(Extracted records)
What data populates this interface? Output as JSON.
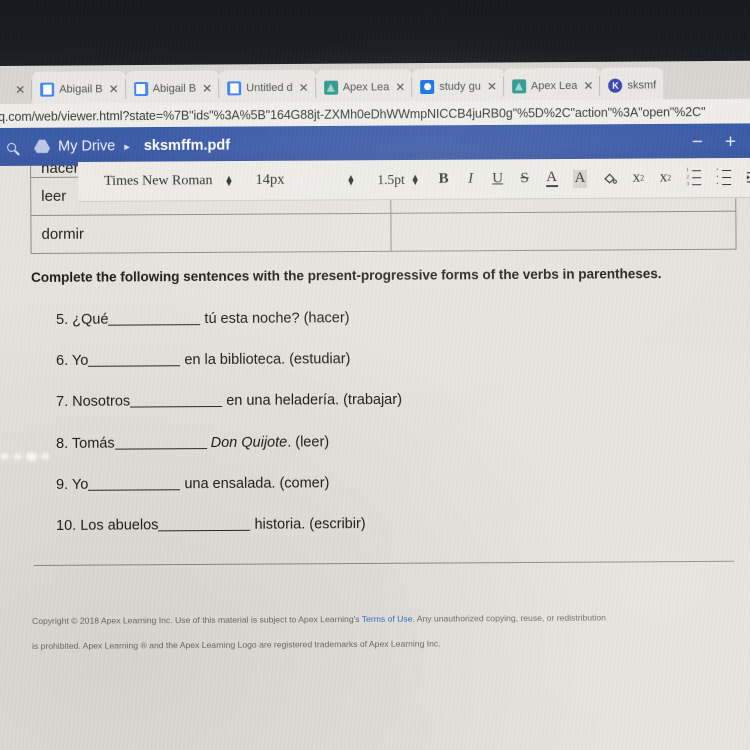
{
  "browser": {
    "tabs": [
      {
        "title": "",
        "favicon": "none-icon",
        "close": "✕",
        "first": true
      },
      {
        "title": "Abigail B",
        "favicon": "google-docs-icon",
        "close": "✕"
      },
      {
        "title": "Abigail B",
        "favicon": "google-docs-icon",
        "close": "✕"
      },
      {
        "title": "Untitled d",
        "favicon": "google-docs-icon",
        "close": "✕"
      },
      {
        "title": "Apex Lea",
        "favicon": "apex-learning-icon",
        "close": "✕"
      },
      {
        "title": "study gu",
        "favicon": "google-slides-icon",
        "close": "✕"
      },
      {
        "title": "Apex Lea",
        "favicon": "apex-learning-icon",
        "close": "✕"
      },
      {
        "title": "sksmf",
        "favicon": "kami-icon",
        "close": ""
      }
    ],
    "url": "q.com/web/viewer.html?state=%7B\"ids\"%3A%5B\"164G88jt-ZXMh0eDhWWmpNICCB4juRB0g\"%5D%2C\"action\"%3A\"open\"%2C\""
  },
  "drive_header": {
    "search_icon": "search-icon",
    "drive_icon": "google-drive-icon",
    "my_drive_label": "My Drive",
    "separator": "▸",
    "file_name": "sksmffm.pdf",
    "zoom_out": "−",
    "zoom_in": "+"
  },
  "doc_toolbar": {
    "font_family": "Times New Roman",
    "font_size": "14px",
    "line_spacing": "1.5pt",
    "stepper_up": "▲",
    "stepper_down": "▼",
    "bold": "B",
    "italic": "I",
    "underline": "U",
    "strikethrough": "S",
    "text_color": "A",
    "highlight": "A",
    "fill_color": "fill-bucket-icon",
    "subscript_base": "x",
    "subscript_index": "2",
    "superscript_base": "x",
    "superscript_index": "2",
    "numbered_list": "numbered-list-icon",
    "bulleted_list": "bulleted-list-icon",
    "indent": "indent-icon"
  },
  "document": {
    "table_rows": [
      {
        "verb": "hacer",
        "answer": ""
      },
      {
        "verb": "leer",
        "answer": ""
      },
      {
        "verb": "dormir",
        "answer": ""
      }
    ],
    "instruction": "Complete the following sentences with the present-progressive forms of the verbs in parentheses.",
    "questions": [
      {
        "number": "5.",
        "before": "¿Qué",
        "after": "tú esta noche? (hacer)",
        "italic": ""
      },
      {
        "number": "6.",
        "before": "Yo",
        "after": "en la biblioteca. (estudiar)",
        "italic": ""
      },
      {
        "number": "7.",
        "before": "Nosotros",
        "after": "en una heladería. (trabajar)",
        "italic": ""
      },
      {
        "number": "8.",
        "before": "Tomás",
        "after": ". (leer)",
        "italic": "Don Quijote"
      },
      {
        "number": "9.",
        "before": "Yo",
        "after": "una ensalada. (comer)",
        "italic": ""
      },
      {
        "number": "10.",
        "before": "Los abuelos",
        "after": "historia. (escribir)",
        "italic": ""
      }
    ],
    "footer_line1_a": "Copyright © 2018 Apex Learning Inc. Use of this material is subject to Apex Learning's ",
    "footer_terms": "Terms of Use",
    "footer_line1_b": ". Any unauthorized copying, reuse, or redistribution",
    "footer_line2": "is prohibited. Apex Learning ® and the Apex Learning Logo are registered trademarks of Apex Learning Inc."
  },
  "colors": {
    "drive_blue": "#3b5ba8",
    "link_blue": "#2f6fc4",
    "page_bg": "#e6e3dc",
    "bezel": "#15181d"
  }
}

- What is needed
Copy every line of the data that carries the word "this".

- Expected answer
What data populates this interface? Output as JSON.
    "footer_line1_a": "Copyright © 2018 Apex Learning Inc. Use of this material is subject to Apex Learning's ",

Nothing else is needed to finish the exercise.